Having gained some successes in the north-east of Germany he marched to succour the hardly pressed elector of Bavaria; then suddenly abandoning this purpose he led his troops back to Bohemia and left Bernhard of Saxe-Weimar in possession of the Danube valley.
The administration of Ibn Furat was fatal to the IkshidIs and momentous for Egypt, since a Jewish convert, Jacob, son of Killis, who had been in the IkshIds service, and was ill-treated by Ibn Furt, fled to the F~timite sovereign, and persuaded him that the time for invading Egypt with a prospect of success had arrived, since there was no one in Fostat capable of organizing a plan of defence, and the dissensions between the Buyids at Bagdad rendered it improbable that any succour would arrive from that quarter.
For the 12th of March 1881, "in order to obtain from the mercy of Almighty God help and succour in the weighty necessities of the Church, and comfort and strength in the battle against her numerous and mighty foes."
But in 1890 a great stir was created by the publication, under his editorship, of Lux Mundi, a series of essays by different writers, being an attempt "to succour a distressed faith by endeavouring to bring the Christian Creed into its right relation to the modern growth of knowledge, scientific, historic, critical; and to modern problems of politics and ethics."
A vast activity animated the early Church: to heal the sick, to feed the hungry, to succour the diseased, to rescue the fallen, to visit the prisoners, to forgive the erring, to teach the ignorant, were ministries of salvation.
Fervent preachers came amongst them, widely differing in morality, education, earnestness and eloquence from the parish clergy, whose deficiencies gave such succour to Luther.
An oppressive exaction was imposed by a local pasha, and in order to win the succour of Raphael Halebi, Sabbatai repaired to Cairo, being on his route at Hebron hailed as Messiah.
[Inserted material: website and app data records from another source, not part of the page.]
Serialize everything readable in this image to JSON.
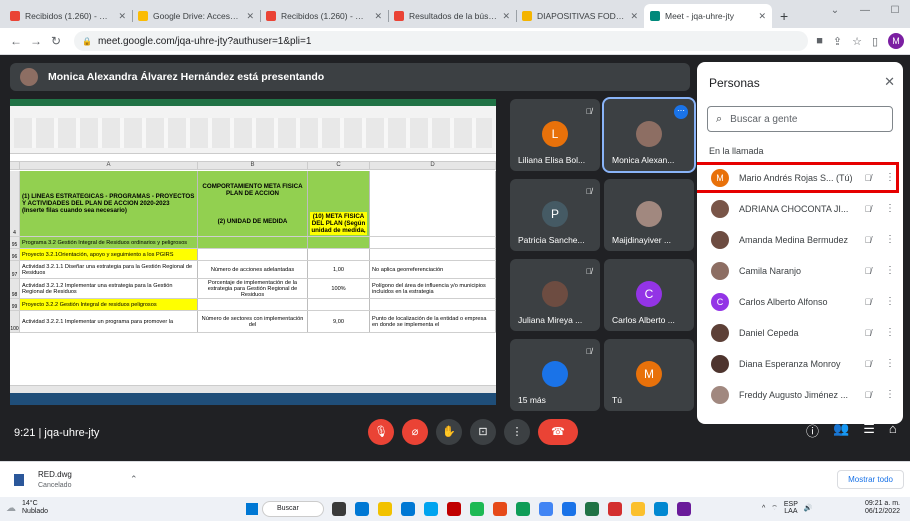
{
  "browser": {
    "tabs": [
      {
        "label": "Recibidos (1.260) - marioan",
        "color": "#ea4335"
      },
      {
        "label": "Google Drive: Acceso dene",
        "color": "#fbbc04"
      },
      {
        "label": "Recibidos (1.260) - marioan",
        "color": "#ea4335"
      },
      {
        "label": "Resultados de la búsqueda",
        "color": "#ea4335"
      },
      {
        "label": "DIAPOSITIVAS FOD-02 Seg",
        "color": "#f4b400"
      },
      {
        "label": "Meet - jqa-uhre-jty",
        "color": "#00897b"
      }
    ],
    "url": "meet.google.com/jqa-uhre-jty?authuser=1&pli=1",
    "profile_initial": "M"
  },
  "meet": {
    "presenter_text": "Monica Alexandra Álvarez Hernández está presentando",
    "meeting_time": "9:21",
    "meeting_code": "jqa-uhre-jty",
    "participants_badge": "23",
    "tiles": [
      {
        "name": "Liliana Elisa Bol...",
        "initial": "L",
        "color": "#e8710a"
      },
      {
        "name": "Monica Alexan...",
        "initial": "",
        "color": "#8d6e63"
      },
      {
        "name": "Patricia Sanche...",
        "initial": "P",
        "color": "#455a64"
      },
      {
        "name": "Maijdinayiver ...",
        "initial": "",
        "color": "#a1887f"
      },
      {
        "name": "Juliana Mireya ...",
        "initial": "",
        "color": "#6d4c41"
      },
      {
        "name": "Carlos Alberto ...",
        "initial": "C",
        "color": "#9334e6"
      },
      {
        "name": "15 más",
        "initial": "",
        "color": "#1a73e8"
      },
      {
        "name": "Tú",
        "initial": "M",
        "color": "#e8710a"
      }
    ]
  },
  "sheet": {
    "col_headers": [
      "A",
      "B",
      "C",
      "D"
    ],
    "header_a": "(1) LINEAS ESTRATEGICAS - PROGRAMAS - PROYECTOS Y ACTIVIDADES DEL PLAN DE ACCION 2020-2023",
    "header_a_note": "(Inserte filas cuando sea necesario)",
    "header_b_top": "COMPORTAMIENTO META FISICA PLAN DE ACCION",
    "header_b": "(2) UNIDAD DE MEDIDA",
    "header_c": "(10) META FISICA DEL PLAN (Según unidad de medida,",
    "rows": [
      {
        "n": "95",
        "a": "Programa 3.2 Gestión Integral de Residuos ordinarios y peligrosos",
        "b": "",
        "c": "",
        "d": "",
        "style": "green"
      },
      {
        "n": "96",
        "a": "Proyecto 3.2.1Orientación, apoyo y seguimiento a los PGIRS",
        "b": "",
        "c": "",
        "d": "",
        "style": "yellow"
      },
      {
        "n": "97",
        "a": "Actividad 3.2.1.1 Diseñar una estrategia para la Gestión Regional de Residuos",
        "b": "Número de acciones adelantadas",
        "c": "1,00",
        "d": "No aplica georreferenciación",
        "style": ""
      },
      {
        "n": "98",
        "a": "Actividad 3.2.1.2 Implementar una estrategia para la Gestión Regional de Residuos",
        "b": "Porcentaje de implementación de la estrategia para Gestión Regional de Residuos",
        "c": "100%",
        "d": "Polígono del área de influencia y/o municipios incluidos en la estrategia",
        "style": ""
      },
      {
        "n": "99",
        "a": "Proyecto 3.2.2 Gestión Integral de residuos peligrosos",
        "b": "",
        "c": "",
        "d": "",
        "style": "yellow"
      },
      {
        "n": "100",
        "a": "Actividad 3.2.2.1 Implementar un programa para promover la",
        "b": "Número de sectores con implementación del",
        "c": "9,00",
        "d": "Punto de localización de la entidad o empresa en donde se implementa el",
        "style": ""
      }
    ]
  },
  "people": {
    "title": "Personas",
    "search_placeholder": "Buscar a gente",
    "section": "En la llamada",
    "list": [
      {
        "name": "Mario Andrés Rojas S... (Tú)",
        "initial": "M",
        "color": "#e8710a",
        "highlight": true
      },
      {
        "name": "ADRIANA CHOCONTA JI...",
        "initial": "",
        "color": "#795548",
        "highlight": false
      },
      {
        "name": "Amanda Medina Bermudez",
        "initial": "",
        "color": "#6d4c41",
        "highlight": false
      },
      {
        "name": "Camila Naranjo",
        "initial": "",
        "color": "#8d6e63",
        "highlight": false
      },
      {
        "name": "Carlos Alberto Alfonso",
        "initial": "C",
        "color": "#9334e6",
        "highlight": false
      },
      {
        "name": "Daniel Cepeda",
        "initial": "",
        "color": "#5d4037",
        "highlight": false
      },
      {
        "name": "Diana Esperanza Monroy",
        "initial": "",
        "color": "#4e342e",
        "highlight": false
      },
      {
        "name": "Freddy Augusto Jiménez ...",
        "initial": "",
        "color": "#a1887f",
        "highlight": false
      }
    ]
  },
  "download": {
    "filename": "RED.dwg",
    "status": "Cancelado",
    "show_all": "Mostrar todo"
  },
  "taskbar": {
    "temp": "14°C",
    "weather": "Nublado",
    "search": "Buscar",
    "lang": "ESP",
    "lang2": "LAA",
    "time": "09:21 a. m.",
    "date": "06/12/2022"
  }
}
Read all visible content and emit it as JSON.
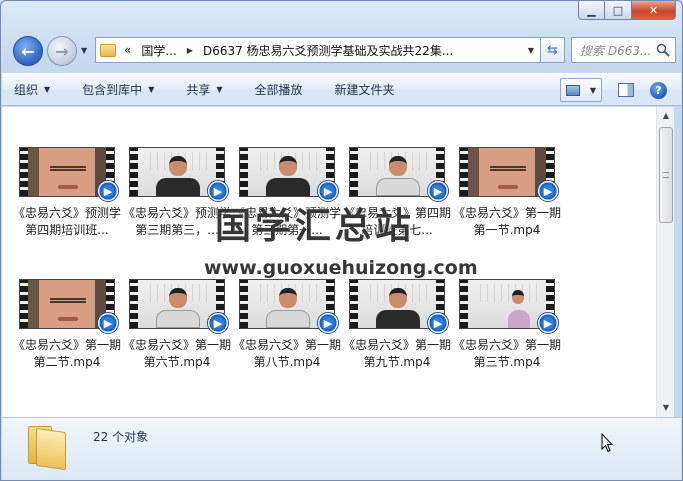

It is my intention, moreover, to recount the misfortunes which immediately came on the whole Jewish nation in consequence of their plots against our Saviour, and to record the ways and times in which the divine word has been attacked by the Gentiles, and to describe the character of those who at various periods have contended for it in the face of blood and tortures, as well as the confessions which have been made in our own day, and the gracious and kindly succour which our Saviour has accorded them all."
He devastated the country and returned to Tyrconnel with rich spoils; in the following year he shared in Tyrone's victory over the English at the Yellow Ford on the Blackwater; and in 1599 he defeated an attempt by the English under Sir Conyers Clifford, governor of Connaught, to succour O'Conor Sligo in Collooney castle, which O'Donnell captured, forcing Sligo to submission.
While hoping for a better fate in their next birth, the poor turned for succour and advice in this to the aid of astrology, witchcraft and animism - a belief in which seems to underlie all 1 Note on the Date of the Buddha.
The subject - the descent of Christ into Hades to succour the souls of the just, as related in the apocryphal gospel of Nicodemus - is introduced in a kind of prologue; then follows the dispute between "Dominus" and "Satan" at the gate of Hell; the gatekeeper runs away, and the just are set free, while Adam, Eve, Habraham, David, Johannes and Moyses do homage to the deliverer.
Says Manwood, "is a certain territory of woody grounds and fruitful pastures, privileged for wild beasts and fowls of forest, chase, and warren to rest, and abide there in the safe protection of the king, for his delight and pleasure; which territory of ground so privileged is mered and bounded with unremovable marks, meres and boundaries, either known by matter of record or by prescription; and also replenished with wild beasts of venery or chase, and with great coverts of vert, for the succour of the said beasts there to abide: for the preservation and continuance of which said place, together with the vert and venison there are particular officers, laws, and privileges belonging to the same, requisite for that purpose, and proper only to a forest and to no other place."
A great expedition to Re, under Buckinghams command (1627), intended to succour the Huguenots of La Rochelle against their sovereign, ended in disaster.